> [What is needed]: Every line of the data that contains the string "name" must be copied.

(Component data from apps and pages)
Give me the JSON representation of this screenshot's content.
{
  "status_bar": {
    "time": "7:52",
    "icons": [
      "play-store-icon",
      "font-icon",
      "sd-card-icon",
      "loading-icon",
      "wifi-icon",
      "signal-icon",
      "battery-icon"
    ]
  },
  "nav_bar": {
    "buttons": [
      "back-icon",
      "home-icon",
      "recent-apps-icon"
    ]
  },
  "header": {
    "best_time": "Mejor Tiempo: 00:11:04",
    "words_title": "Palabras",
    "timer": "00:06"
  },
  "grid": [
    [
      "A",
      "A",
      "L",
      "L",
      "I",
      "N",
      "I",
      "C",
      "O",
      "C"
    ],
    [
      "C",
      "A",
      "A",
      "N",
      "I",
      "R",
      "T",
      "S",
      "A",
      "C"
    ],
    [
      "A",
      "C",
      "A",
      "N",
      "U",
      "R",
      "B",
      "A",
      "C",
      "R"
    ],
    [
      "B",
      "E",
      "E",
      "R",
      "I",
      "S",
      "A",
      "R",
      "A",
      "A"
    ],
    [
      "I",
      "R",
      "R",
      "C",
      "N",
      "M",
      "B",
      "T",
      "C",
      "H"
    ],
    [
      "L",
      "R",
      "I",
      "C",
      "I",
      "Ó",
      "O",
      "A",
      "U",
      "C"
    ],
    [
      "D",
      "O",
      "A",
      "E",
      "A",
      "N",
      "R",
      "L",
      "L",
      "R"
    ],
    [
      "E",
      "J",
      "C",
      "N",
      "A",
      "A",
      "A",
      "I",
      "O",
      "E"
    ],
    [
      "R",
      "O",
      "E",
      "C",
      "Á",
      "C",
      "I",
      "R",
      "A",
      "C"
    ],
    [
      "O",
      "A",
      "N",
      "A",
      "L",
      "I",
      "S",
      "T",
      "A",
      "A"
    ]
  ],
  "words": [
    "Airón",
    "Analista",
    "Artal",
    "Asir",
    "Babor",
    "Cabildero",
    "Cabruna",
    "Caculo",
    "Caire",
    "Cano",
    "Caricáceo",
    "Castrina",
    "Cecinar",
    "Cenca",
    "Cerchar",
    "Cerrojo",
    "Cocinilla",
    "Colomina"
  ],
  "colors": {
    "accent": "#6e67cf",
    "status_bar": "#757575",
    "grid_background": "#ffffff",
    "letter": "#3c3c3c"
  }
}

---

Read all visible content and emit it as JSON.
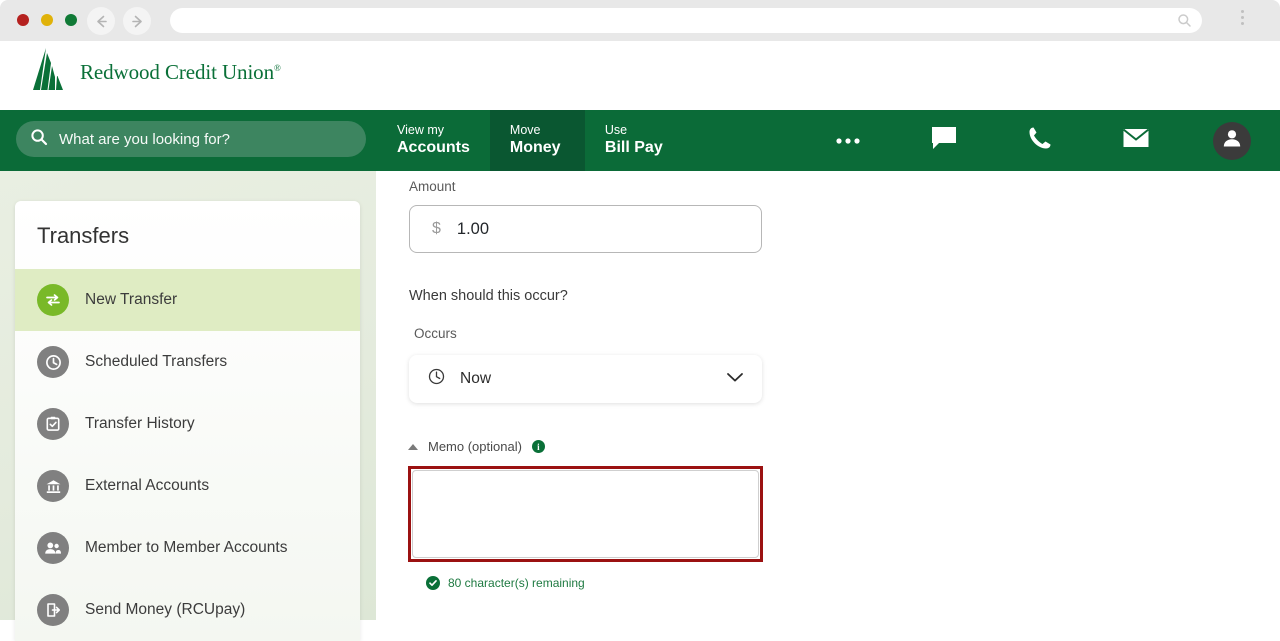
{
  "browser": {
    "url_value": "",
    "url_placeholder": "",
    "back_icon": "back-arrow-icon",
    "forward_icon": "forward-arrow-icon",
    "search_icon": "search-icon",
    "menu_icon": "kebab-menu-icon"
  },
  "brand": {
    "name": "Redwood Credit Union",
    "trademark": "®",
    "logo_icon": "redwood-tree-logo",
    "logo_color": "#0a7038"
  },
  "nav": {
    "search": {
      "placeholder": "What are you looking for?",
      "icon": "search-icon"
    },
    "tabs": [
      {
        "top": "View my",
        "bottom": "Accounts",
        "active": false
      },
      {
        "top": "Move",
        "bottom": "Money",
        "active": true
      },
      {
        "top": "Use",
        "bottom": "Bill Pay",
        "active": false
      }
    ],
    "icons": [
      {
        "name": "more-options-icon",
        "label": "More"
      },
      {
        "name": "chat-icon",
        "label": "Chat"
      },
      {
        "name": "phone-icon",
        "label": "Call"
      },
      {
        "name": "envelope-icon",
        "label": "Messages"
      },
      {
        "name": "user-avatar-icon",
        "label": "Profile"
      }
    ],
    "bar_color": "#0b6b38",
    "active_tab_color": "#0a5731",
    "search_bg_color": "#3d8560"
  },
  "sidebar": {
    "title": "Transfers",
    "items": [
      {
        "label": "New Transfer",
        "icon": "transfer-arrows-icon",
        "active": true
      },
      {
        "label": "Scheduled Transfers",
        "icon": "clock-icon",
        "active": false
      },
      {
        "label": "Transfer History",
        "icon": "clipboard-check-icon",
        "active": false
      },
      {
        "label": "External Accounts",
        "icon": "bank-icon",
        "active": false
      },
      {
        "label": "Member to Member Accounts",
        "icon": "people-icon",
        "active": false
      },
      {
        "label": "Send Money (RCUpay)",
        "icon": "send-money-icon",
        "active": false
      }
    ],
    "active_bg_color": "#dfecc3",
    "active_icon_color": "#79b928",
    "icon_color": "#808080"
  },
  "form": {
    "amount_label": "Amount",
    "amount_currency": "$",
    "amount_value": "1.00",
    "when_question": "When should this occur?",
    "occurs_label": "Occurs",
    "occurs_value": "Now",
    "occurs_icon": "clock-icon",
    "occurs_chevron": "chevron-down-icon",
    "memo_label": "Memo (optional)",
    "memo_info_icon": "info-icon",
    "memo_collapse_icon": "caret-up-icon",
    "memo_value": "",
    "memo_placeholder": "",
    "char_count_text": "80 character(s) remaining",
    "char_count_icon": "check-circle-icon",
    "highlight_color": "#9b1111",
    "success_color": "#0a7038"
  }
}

> [Response to this task]:
    "name": "Redwood Credit Union",
        "name": "more-options-icon",
        "name": "chat-icon",
        "name": "phone-icon",
        "name": "envelope-icon",
        "name": "user-avatar-icon",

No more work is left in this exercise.